• **EXERCISE**: Return, from the listing below, each line where the word "Collection" appears.
#### SUPPLIED ENTRIES
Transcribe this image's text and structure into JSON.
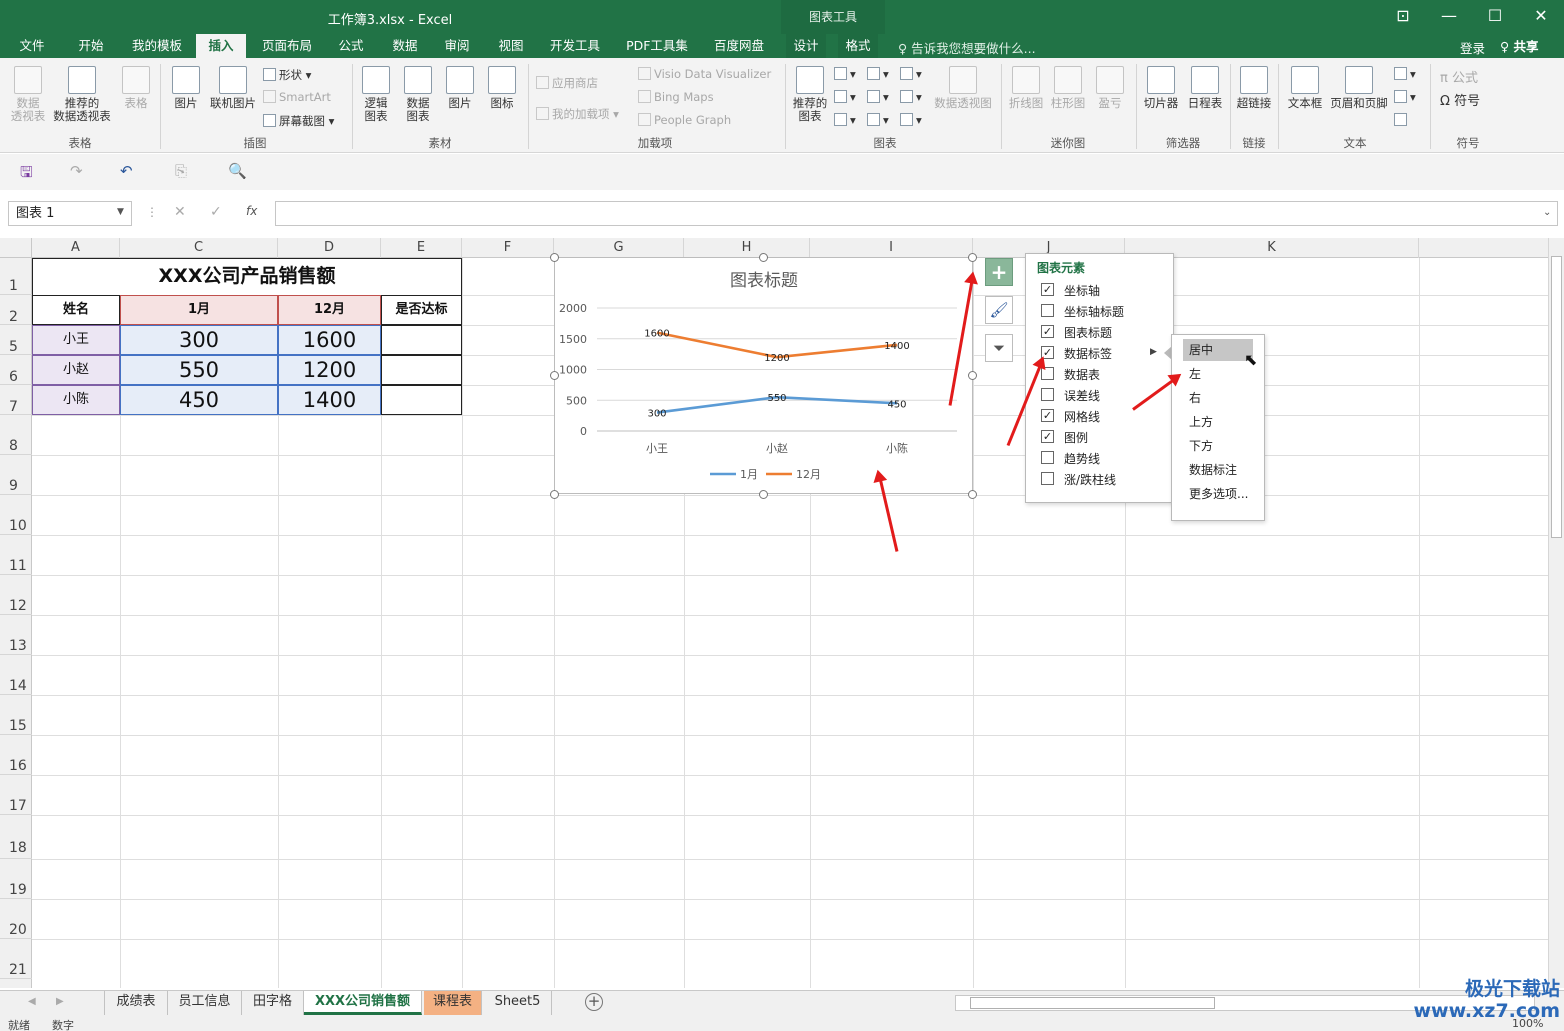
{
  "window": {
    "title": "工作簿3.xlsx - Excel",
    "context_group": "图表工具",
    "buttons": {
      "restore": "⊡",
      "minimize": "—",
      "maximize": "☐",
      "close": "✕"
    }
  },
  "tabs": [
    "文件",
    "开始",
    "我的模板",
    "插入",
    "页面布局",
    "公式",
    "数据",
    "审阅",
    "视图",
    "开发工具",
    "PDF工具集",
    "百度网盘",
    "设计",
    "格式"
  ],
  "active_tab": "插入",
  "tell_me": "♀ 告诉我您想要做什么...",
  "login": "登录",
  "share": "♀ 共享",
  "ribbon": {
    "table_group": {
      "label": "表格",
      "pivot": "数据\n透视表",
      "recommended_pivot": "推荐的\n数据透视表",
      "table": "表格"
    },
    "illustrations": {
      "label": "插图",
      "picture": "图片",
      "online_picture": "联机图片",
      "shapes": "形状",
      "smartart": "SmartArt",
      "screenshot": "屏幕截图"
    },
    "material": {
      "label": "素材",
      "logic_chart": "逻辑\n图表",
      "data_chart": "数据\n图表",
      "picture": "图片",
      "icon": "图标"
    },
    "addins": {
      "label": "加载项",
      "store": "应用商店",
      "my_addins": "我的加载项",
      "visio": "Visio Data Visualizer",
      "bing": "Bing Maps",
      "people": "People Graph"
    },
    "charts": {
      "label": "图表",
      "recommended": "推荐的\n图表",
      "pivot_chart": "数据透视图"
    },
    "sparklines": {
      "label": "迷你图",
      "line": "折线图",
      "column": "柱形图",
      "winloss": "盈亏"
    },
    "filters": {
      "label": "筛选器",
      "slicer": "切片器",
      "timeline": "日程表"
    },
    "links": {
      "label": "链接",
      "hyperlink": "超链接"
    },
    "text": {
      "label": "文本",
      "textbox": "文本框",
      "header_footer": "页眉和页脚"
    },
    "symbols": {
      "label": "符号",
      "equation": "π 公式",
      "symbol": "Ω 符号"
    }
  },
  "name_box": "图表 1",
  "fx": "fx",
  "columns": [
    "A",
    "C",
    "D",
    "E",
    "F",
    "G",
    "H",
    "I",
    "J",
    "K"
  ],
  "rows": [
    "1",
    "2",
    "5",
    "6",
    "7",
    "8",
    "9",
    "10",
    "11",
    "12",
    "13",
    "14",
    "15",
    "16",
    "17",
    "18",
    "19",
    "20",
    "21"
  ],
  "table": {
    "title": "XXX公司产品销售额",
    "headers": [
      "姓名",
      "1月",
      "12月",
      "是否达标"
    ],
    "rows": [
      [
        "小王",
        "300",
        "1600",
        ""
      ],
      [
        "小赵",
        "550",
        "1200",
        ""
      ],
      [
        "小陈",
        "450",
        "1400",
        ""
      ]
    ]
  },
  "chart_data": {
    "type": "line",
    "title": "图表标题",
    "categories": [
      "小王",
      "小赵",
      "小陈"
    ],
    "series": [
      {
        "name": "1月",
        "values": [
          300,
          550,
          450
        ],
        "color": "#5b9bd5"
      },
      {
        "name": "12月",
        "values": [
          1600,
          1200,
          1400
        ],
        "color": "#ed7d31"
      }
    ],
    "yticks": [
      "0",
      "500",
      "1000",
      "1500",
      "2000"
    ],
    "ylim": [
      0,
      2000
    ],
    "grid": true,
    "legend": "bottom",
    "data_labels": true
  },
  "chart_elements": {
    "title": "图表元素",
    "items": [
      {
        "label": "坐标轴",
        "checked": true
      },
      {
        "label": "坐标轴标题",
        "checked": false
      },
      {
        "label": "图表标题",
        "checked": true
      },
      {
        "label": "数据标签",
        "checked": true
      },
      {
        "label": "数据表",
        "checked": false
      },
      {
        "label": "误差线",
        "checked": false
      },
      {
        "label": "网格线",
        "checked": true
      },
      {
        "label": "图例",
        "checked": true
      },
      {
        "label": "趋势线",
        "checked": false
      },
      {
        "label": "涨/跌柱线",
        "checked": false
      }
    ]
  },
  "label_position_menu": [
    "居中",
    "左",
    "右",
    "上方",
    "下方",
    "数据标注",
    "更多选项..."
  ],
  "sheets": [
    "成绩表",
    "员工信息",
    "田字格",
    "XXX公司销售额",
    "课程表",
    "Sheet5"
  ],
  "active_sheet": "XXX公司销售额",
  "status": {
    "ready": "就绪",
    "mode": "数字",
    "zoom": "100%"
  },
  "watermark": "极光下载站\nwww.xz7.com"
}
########
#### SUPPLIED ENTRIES
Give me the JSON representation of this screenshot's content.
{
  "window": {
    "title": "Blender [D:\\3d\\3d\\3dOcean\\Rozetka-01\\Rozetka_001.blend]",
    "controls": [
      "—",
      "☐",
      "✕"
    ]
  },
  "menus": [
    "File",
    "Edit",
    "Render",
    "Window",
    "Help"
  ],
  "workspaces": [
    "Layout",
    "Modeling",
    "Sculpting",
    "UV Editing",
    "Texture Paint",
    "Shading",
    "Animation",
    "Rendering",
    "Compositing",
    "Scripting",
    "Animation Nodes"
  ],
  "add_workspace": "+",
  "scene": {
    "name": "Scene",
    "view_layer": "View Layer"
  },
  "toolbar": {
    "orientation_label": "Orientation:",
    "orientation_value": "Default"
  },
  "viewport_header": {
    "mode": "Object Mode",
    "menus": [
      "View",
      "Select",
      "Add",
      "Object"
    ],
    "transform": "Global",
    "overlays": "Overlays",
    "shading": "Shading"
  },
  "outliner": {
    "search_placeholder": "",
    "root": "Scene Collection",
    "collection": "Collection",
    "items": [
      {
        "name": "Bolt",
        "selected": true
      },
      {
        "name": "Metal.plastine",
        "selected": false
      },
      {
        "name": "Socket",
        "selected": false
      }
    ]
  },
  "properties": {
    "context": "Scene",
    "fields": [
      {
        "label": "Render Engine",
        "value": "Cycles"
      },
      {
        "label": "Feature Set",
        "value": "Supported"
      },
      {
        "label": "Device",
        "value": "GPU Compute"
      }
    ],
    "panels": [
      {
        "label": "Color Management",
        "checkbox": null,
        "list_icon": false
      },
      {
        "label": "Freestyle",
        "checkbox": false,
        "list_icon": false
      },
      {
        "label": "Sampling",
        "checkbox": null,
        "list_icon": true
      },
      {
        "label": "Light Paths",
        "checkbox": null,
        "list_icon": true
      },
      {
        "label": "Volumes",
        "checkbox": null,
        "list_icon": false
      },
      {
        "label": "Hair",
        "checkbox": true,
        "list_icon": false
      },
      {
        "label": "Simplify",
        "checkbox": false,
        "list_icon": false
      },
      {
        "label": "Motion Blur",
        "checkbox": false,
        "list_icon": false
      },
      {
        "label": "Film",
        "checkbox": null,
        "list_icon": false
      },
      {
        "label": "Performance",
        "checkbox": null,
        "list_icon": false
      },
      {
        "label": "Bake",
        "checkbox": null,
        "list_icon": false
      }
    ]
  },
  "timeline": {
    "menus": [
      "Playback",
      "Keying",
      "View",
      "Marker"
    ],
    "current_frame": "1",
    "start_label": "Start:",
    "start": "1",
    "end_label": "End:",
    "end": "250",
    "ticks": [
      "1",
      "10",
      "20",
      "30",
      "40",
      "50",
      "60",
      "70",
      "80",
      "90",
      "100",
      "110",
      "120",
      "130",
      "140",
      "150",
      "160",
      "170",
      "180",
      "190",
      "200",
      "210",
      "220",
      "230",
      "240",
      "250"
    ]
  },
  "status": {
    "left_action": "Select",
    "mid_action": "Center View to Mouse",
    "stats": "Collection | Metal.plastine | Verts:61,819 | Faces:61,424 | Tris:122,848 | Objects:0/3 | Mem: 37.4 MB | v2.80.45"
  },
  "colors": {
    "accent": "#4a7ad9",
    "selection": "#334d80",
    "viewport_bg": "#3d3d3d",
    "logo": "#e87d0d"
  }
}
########
• **EXERCISE OUTPUT**:
    "root": "Scene Collection",
    "collection": "Collection",
    "stats": "Collection | Metal.plastine | Verts:61,819 | Faces:61,424 | Tris:122,848 | Objects:0/3 | Mem: 37.4 MB | v2.80.45"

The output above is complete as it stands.